YOUR OBJECTIVE: Filter the records below down to lines containing "name".

DATA UNDER STUDY:
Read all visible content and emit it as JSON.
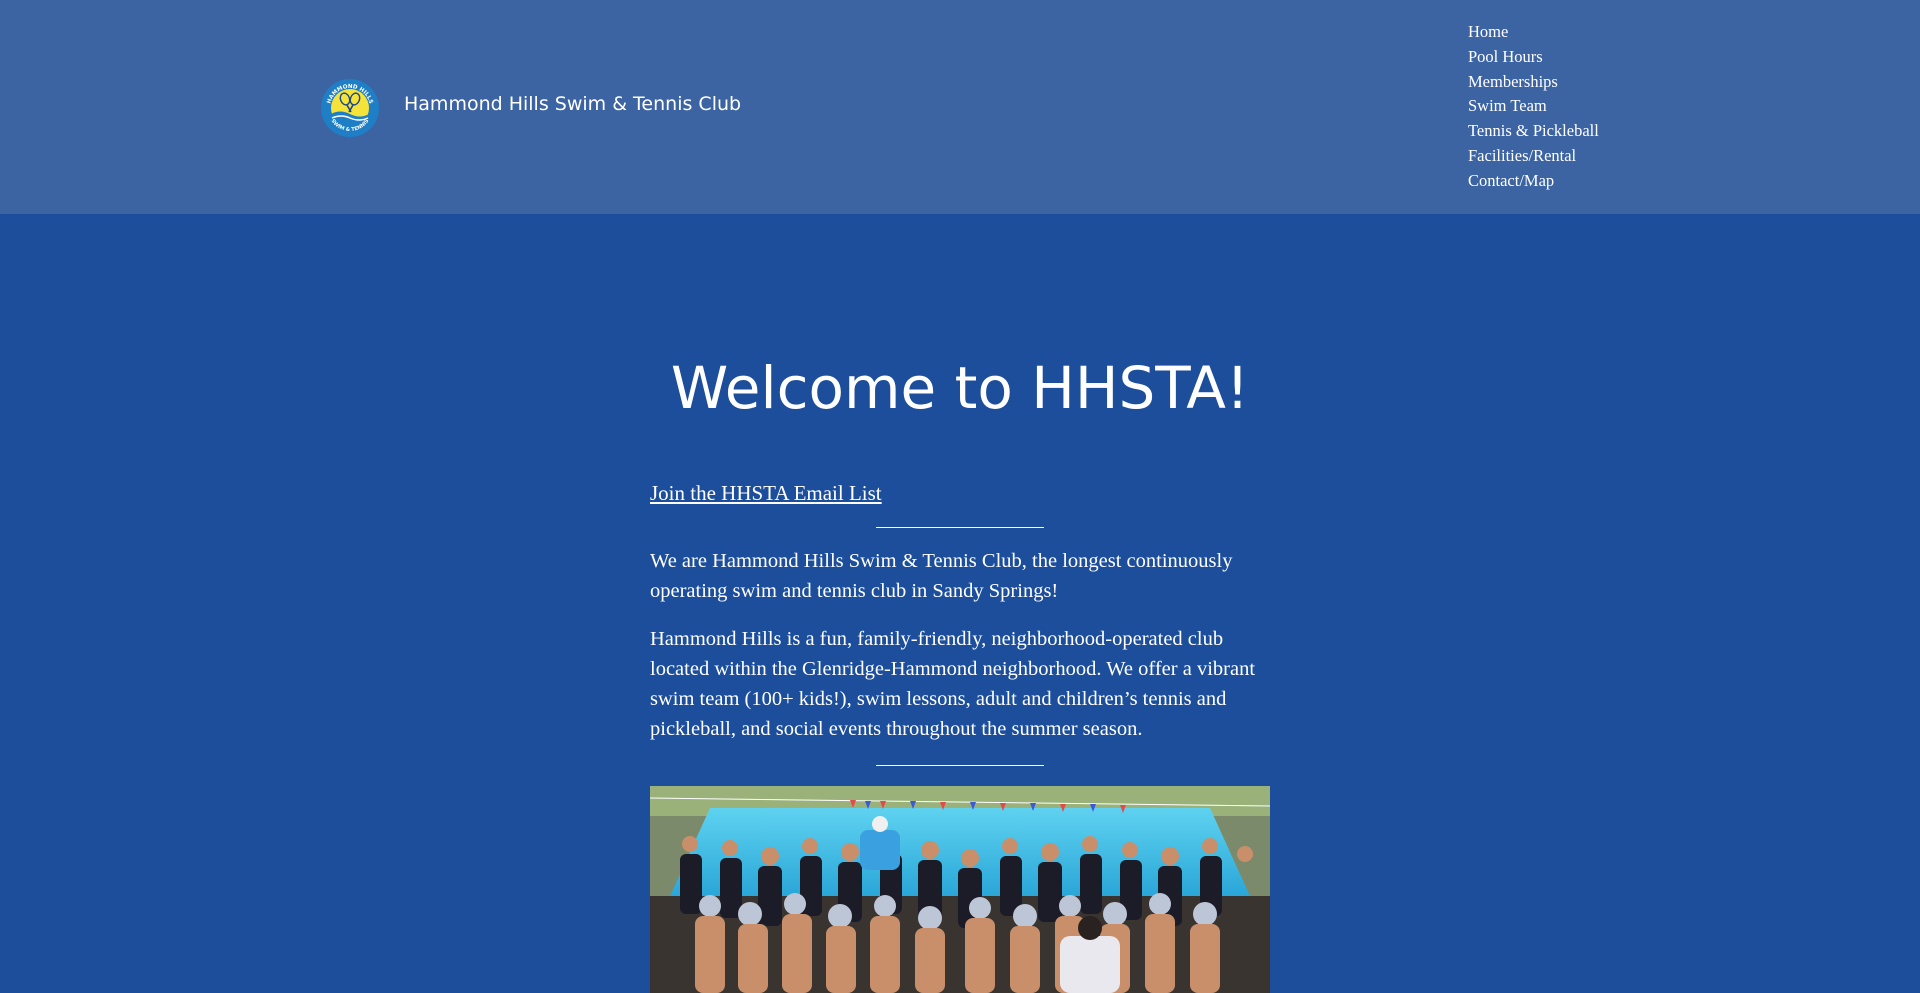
{
  "header": {
    "site_title": "Hammond Hills Swim & Tennis Club",
    "logo": {
      "top_text": "HAMMOND HILLS",
      "bottom_text": "SWIM & TENNIS"
    },
    "nav": [
      {
        "label": "Home"
      },
      {
        "label": "Pool Hours"
      },
      {
        "label": "Memberships"
      },
      {
        "label": "Swim Team"
      },
      {
        "label": "Tennis & Pickleball"
      },
      {
        "label": "Facilities/Rental"
      },
      {
        "label": "Contact/Map"
      }
    ]
  },
  "main": {
    "title": "Welcome to HHSTA!",
    "email_link": "Join the HHSTA Email List",
    "paragraphs": [
      "We are Hammond Hills Swim & Tennis Club, the longest continuously operating swim and tennis club in Sandy Springs!",
      "Hammond Hills is a fun, family-friendly, neighborhood-operated club located within the Glenridge-Hammond neighborhood. We offer a vibrant swim team (100+ kids!), swim lessons, adult and children’s tennis and pickleball, and social events throughout the summer season."
    ]
  },
  "colors": {
    "page_background": "#1c4e9c",
    "header_background": "#3c64a3",
    "text": "#ffffff",
    "logo_yellow": "#f6e33a",
    "logo_blue": "#1e7fc6"
  },
  "icons": {
    "logo": "club-logo-icon",
    "photo": "swim-team-photo"
  }
}
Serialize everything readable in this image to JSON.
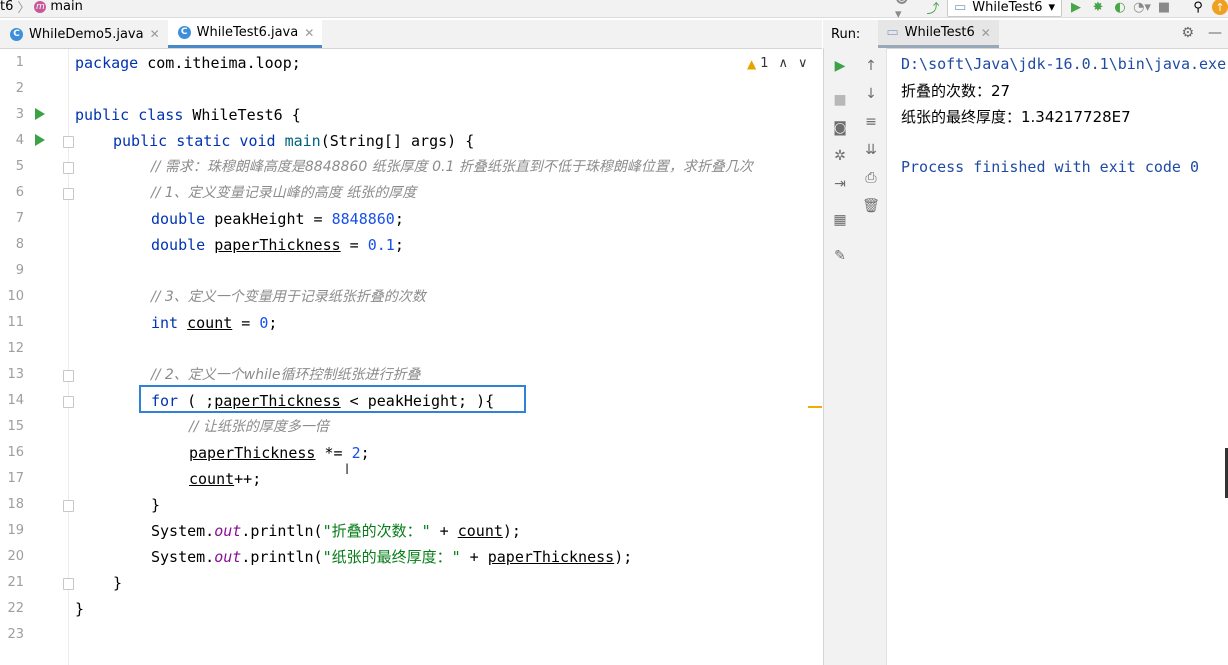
{
  "breadcrumb": {
    "first": "t6",
    "module_icon": "m",
    "branch": "main"
  },
  "toolbar": {
    "run_config": "WhileTest6"
  },
  "editor_tabs": [
    {
      "label": "WhileDemo5.java",
      "icon": "class-icon",
      "active": false
    },
    {
      "label": "WhileTest6.java",
      "icon": "class-icon",
      "active": true
    }
  ],
  "inspection": {
    "warnings": "1"
  },
  "line_numbers": [
    "1",
    "2",
    "3",
    "4",
    "5",
    "6",
    "7",
    "8",
    "9",
    "10",
    "11",
    "12",
    "13",
    "14",
    "15",
    "16",
    "17",
    "18",
    "19",
    "20",
    "21",
    "22",
    "23"
  ],
  "code": {
    "l1_kw": "package",
    "l1_rest": " com.itheima.loop;",
    "l3_kw": "public class",
    "l3_rest": " WhileTest6 {",
    "l4_kw": "public static void",
    "l4_fn": " main",
    "l4_rest": "(String[] args) {",
    "l5": "// 需求：珠穆朗峰高度是8848860 纸张厚度 0.1 折叠纸张直到不低于珠穆朗峰位置，求折叠几次",
    "l6": "// 1、定义变量记录山峰的高度 纸张的厚度",
    "l7_kw": "double",
    "l7_mid": " peakHeight = ",
    "l7_num": "8848860",
    "l7_end": ";",
    "l8_kw": "double",
    "l8_var": "paperThickness",
    "l8_mid": " = ",
    "l8_num": "0.1",
    "l8_end": ";",
    "l10": "// 3、定义一个变量用于记录纸张折叠的次数",
    "l11_kw": "int",
    "l11_var": "count",
    "l11_mid": " = ",
    "l11_num": "0",
    "l11_end": ";",
    "l13": "// 2、定义一个while循环控制纸张进行折叠",
    "l14_kw": "for",
    "l14_a": " ( ;",
    "l14_var": "paperThickness",
    "l14_b": " < peakHeight; ){",
    "l15": "// 让纸张的厚度多一倍",
    "l16_var": "paperThickness",
    "l16_mid": " *= ",
    "l16_num": "2",
    "l16_end": ";",
    "l17_var": "count",
    "l17_end": "++;",
    "l18": "}",
    "l19_a": "System.",
    "l19_fld": "out",
    "l19_b": ".println(",
    "l19_str": "\"折叠的次数：\"",
    "l19_c": " + ",
    "l19_var": "count",
    "l19_d": ");",
    "l20_a": "System.",
    "l20_fld": "out",
    "l20_b": ".println(",
    "l20_str": "\"纸张的最终厚度：\"",
    "l20_c": " + ",
    "l20_var": "paperThickness",
    "l20_d": ");",
    "l21": "}",
    "l22": "}"
  },
  "run_panel": {
    "label": "Run:",
    "tab": "WhileTest6",
    "console": [
      "D:\\soft\\Java\\jdk-16.0.1\\bin\\java.exe",
      "折叠的次数：27",
      "纸张的最终厚度：1.34217728E7",
      "",
      "Process finished with exit code 0"
    ]
  }
}
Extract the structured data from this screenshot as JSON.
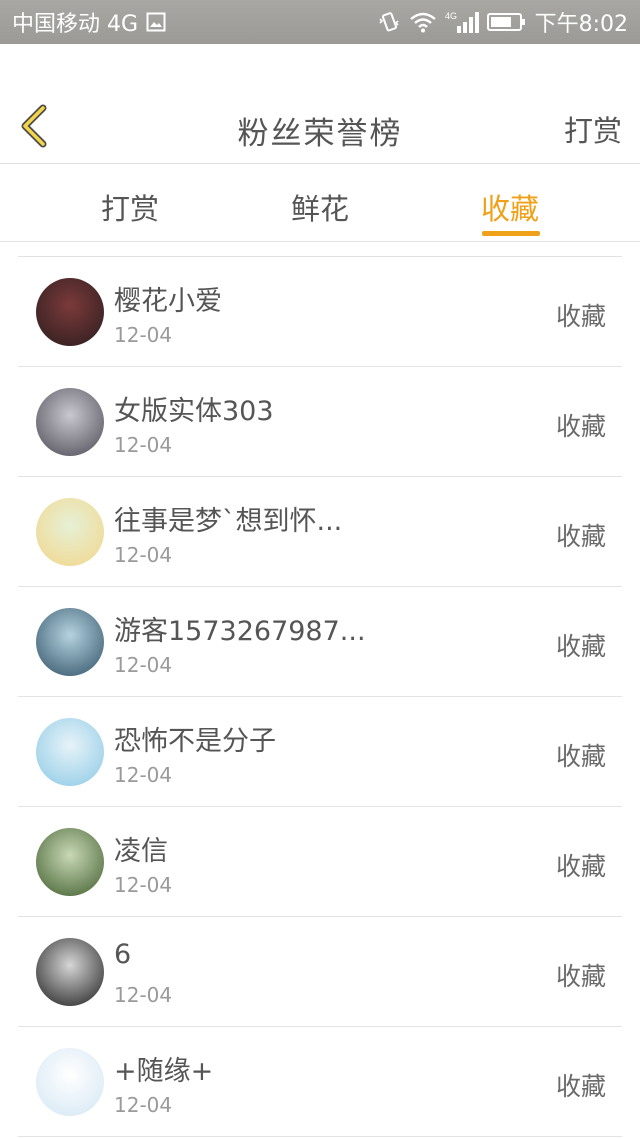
{
  "status_bar": {
    "carrier": "中国移动 4G",
    "time": "下午8:02",
    "network_badge": "4G"
  },
  "nav": {
    "title": "粉丝荣誉榜",
    "action": "打赏"
  },
  "tabs": [
    {
      "label": "打赏",
      "active": false
    },
    {
      "label": "鲜花",
      "active": false
    },
    {
      "label": "收藏",
      "active": true
    }
  ],
  "list": [
    {
      "name": "樱花小爱",
      "date": "12-04",
      "action": "收藏",
      "avatar_colors": [
        "#2a1d1f",
        "#7c3a3a"
      ]
    },
    {
      "name": "女版实体303",
      "date": "12-04",
      "action": "收藏",
      "avatar_colors": [
        "#4b4b55",
        "#c9c7cf"
      ]
    },
    {
      "name": "往事是梦ˋ想到怀...",
      "date": "12-04",
      "action": "收藏",
      "avatar_colors": [
        "#f2d68a",
        "#e6f0d6"
      ]
    },
    {
      "name": "游客1573267987...",
      "date": "12-04",
      "action": "收藏",
      "avatar_colors": [
        "#2f5066",
        "#b5d3df"
      ]
    },
    {
      "name": "恐怖不是分子",
      "date": "12-04",
      "action": "收藏",
      "avatar_colors": [
        "#8cc9e6",
        "#e7f3f8"
      ]
    },
    {
      "name": "凌信",
      "date": "12-04",
      "action": "收藏",
      "avatar_colors": [
        "#3f5d2c",
        "#c9d8b6"
      ]
    },
    {
      "name": "6",
      "date": "12-04",
      "action": "收藏",
      "avatar_colors": [
        "#1c1c1c",
        "#d6d6d6"
      ]
    },
    {
      "name": "+随缘+",
      "date": "12-04",
      "action": "收藏",
      "avatar_colors": [
        "#d3e6f3",
        "#ffffff"
      ]
    }
  ]
}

RESPONSE TO THE EXERCISE:
      "name": "樱花小爱",
      "name": "女版实体303",
      "name": "往事是梦ˋ想到怀...",
      "name": "游客1573267987...",
      "name": "恐怖不是分子",
      "name": "凌信",
      "name": "6",
      "name": "+随缘+",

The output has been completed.